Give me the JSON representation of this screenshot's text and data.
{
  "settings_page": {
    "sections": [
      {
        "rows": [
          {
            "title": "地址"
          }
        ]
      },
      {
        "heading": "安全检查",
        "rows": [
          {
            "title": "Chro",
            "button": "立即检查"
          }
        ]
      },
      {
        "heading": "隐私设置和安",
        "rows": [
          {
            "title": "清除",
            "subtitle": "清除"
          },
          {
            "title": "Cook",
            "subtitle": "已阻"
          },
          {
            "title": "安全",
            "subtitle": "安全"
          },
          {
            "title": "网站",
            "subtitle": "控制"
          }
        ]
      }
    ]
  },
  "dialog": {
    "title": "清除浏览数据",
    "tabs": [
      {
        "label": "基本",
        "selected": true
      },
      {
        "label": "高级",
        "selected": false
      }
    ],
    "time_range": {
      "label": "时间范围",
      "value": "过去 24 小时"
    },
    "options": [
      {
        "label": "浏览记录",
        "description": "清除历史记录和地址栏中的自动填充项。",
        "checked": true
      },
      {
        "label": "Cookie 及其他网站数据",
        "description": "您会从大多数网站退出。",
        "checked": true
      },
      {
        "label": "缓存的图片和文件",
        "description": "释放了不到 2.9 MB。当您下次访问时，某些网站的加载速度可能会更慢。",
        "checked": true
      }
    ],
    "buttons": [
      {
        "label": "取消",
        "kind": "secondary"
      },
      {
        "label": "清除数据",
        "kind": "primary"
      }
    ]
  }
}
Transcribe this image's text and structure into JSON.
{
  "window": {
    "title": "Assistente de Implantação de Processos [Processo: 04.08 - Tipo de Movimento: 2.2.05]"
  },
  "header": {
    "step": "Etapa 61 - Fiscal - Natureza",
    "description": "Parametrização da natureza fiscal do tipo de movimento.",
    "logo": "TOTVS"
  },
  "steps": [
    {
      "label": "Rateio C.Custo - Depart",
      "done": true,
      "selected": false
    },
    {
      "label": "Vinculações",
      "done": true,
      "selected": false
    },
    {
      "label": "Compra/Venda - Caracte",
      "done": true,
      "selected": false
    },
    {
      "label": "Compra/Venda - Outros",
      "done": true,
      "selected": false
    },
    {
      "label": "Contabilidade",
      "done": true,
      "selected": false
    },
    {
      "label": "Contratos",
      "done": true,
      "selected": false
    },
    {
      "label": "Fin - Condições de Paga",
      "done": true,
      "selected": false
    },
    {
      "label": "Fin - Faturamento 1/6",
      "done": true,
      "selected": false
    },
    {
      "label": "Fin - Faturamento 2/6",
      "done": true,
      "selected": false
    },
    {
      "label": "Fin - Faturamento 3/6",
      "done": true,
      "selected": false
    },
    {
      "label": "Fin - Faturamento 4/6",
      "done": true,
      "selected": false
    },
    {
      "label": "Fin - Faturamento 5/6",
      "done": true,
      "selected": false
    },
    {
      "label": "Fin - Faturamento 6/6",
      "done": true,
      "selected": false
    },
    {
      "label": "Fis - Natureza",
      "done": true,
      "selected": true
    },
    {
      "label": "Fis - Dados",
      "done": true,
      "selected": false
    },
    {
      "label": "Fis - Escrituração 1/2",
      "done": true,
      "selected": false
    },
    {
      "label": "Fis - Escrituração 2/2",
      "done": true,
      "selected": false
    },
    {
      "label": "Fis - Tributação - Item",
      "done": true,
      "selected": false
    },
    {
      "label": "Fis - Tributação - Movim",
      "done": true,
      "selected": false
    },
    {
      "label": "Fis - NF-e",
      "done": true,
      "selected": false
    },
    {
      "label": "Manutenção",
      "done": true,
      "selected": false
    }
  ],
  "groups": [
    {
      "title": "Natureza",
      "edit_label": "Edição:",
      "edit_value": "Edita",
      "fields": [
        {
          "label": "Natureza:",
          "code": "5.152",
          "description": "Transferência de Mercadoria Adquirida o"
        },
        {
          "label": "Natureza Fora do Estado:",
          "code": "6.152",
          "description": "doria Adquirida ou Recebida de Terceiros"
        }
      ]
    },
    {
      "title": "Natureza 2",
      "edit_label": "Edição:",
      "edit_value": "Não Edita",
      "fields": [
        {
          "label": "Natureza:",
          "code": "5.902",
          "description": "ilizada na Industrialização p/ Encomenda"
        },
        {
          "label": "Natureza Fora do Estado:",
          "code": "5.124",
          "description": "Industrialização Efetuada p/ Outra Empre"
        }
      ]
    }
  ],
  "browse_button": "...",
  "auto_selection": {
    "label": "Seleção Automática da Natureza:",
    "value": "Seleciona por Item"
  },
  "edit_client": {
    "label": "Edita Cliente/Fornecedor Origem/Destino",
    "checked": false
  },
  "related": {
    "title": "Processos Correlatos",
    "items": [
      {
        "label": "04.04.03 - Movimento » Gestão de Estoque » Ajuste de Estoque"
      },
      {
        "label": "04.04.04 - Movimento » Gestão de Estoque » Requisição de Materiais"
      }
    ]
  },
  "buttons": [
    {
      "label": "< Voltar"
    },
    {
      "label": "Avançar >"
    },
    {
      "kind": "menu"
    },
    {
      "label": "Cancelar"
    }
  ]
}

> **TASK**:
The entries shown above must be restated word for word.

> **REPLY**:
Give me the JSON representation of this screenshot's text and data.
{
  "settings_page": {
    "sections": [
      {
        "rows": [
          {
            "title": "地址"
          }
        ]
      },
      {
        "heading": "安全检查",
        "rows": [
          {
            "title": "Chro",
            "button": "立即检查"
          }
        ]
      },
      {
        "heading": "隐私设置和安",
        "rows": [
          {
            "title": "清除",
            "subtitle": "清除"
          },
          {
            "title": "Cook",
            "subtitle": "已阻"
          },
          {
            "title": "安全",
            "subtitle": "安全"
          },
          {
            "title": "网站",
            "subtitle": "控制"
          }
        ]
      }
    ]
  },
  "dialog": {
    "title": "清除浏览数据",
    "tabs": [
      {
        "label": "基本",
        "selected": true
      },
      {
        "label": "高级",
        "selected": false
      }
    ],
    "time_range": {
      "label": "时间范围",
      "value": "过去 24 小时"
    },
    "options": [
      {
        "label": "浏览记录",
        "description": "清除历史记录和地址栏中的自动填充项。",
        "checked": true
      },
      {
        "label": "Cookie 及其他网站数据",
        "description": "您会从大多数网站退出。",
        "checked": true
      },
      {
        "label": "缓存的图片和文件",
        "description": "释放了不到 2.9 MB。当您下次访问时，某些网站的加载速度可能会更慢。",
        "checked": true
      }
    ],
    "buttons": [
      {
        "label": "取消",
        "kind": "secondary"
      },
      {
        "label": "清除数据",
        "kind": "primary"
      }
    ]
  }
}
Transcribe this image's text and structure into JSON.
{
  "window": {
    "title": "Assistente de Implantação de Processos [Processo: 04.08 - Tipo de Movimento: 2.2.05]"
  },
  "header": {
    "step": "Etapa 61 - Fiscal - Natureza",
    "description": "Parametrização da natureza fiscal do tipo de movimento.",
    "logo": "TOTVS"
  },
  "steps": [
    {
      "label": "Rateio C.Custo - Depart",
      "done": true,
      "selected": false
    },
    {
      "label": "Vinculações",
      "done": true,
      "selected": false
    },
    {
      "label": "Compra/Venda - Caracte",
      "done": true,
      "selected": false
    },
    {
      "label": "Compra/Venda - Outros",
      "done": true,
      "selected": false
    },
    {
      "label": "Contabilidade",
      "done": true,
      "selected": false
    },
    {
      "label": "Contratos",
      "done": true,
      "selected": false
    },
    {
      "label": "Fin - Condições de Paga",
      "done": true,
      "selected": false
    },
    {
      "label": "Fin - Faturamento 1/6",
      "done": true,
      "selected": false
    },
    {
      "label": "Fin - Faturamento 2/6",
      "done": true,
      "selected": false
    },
    {
      "label": "Fin - Faturamento 3/6",
      "done": true,
      "selected": false
    },
    {
      "label": "Fin - Faturamento 4/6",
      "done": true,
      "selected": false
    },
    {
      "label": "Fin - Faturamento 5/6",
      "done": true,
      "selected": false
    },
    {
      "label": "Fin - Faturamento 6/6",
      "done": true,
      "selected": false
    },
    {
      "label": "Fis - Natureza",
      "done": true,
      "selected": true
    },
    {
      "label": "Fis - Dados",
      "done": true,
      "selected": false
    },
    {
      "label": "Fis - Escrituração 1/2",
      "done": true,
      "selected": false
    },
    {
      "label": "Fis - Escrituração 2/2",
      "done": true,
      "selected": false
    },
    {
      "label": "Fis - Tributação - Item",
      "done": true,
      "selected": false
    },
    {
      "label": "Fis - Tributação - Movim",
      "done": true,
      "selected": false
    },
    {
      "label": "Fis - NF-e",
      "done": true,
      "selected": false
    },
    {
      "label": "Manutenção",
      "done": true,
      "selected": false
    }
  ],
  "groups": [
    {
      "title": "Natureza",
      "edit_label": "Edição:",
      "edit_value": "Edita",
      "fields": [
        {
          "label": "Natureza:",
          "code": "5.152",
          "description": "Transferência de Mercadoria Adquirida o"
        },
        {
          "label": "Natureza Fora do Estado:",
          "code": "6.152",
          "description": "doria Adquirida ou Recebida de Terceiros"
        }
      ]
    },
    {
      "title": "Natureza 2",
      "edit_label": "Edição:",
      "edit_value": "Não Edita",
      "fields": [
        {
          "label": "Natureza:",
          "code": "5.902",
          "description": "ilizada na Industrialização p/ Encomenda"
        },
        {
          "label": "Natureza Fora do Estado:",
          "code": "5.124",
          "description": "Industrialização Efetuada p/ Outra Empre"
        }
      ]
    }
  ],
  "browse_button": "...",
  "auto_selection": {
    "label": "Seleção Automática da Natureza:",
    "value": "Seleciona por Item"
  },
  "edit_client": {
    "label": "Edita Cliente/Fornecedor Origem/Destino",
    "checked": false
  },
  "related": {
    "title": "Processos Correlatos",
    "items": [
      {
        "label": "04.04.03 - Movimento » Gestão de Estoque » Ajuste de Estoque"
      },
      {
        "label": "04.04.04 - Movimento » Gestão de Estoque » Requisição de Materiais"
      }
    ]
  },
  "buttons": [
    {
      "label": "< Voltar"
    },
    {
      "label": "Avançar >"
    },
    {
      "kind": "menu"
    },
    {
      "label": "Cancelar"
    }
  ]
}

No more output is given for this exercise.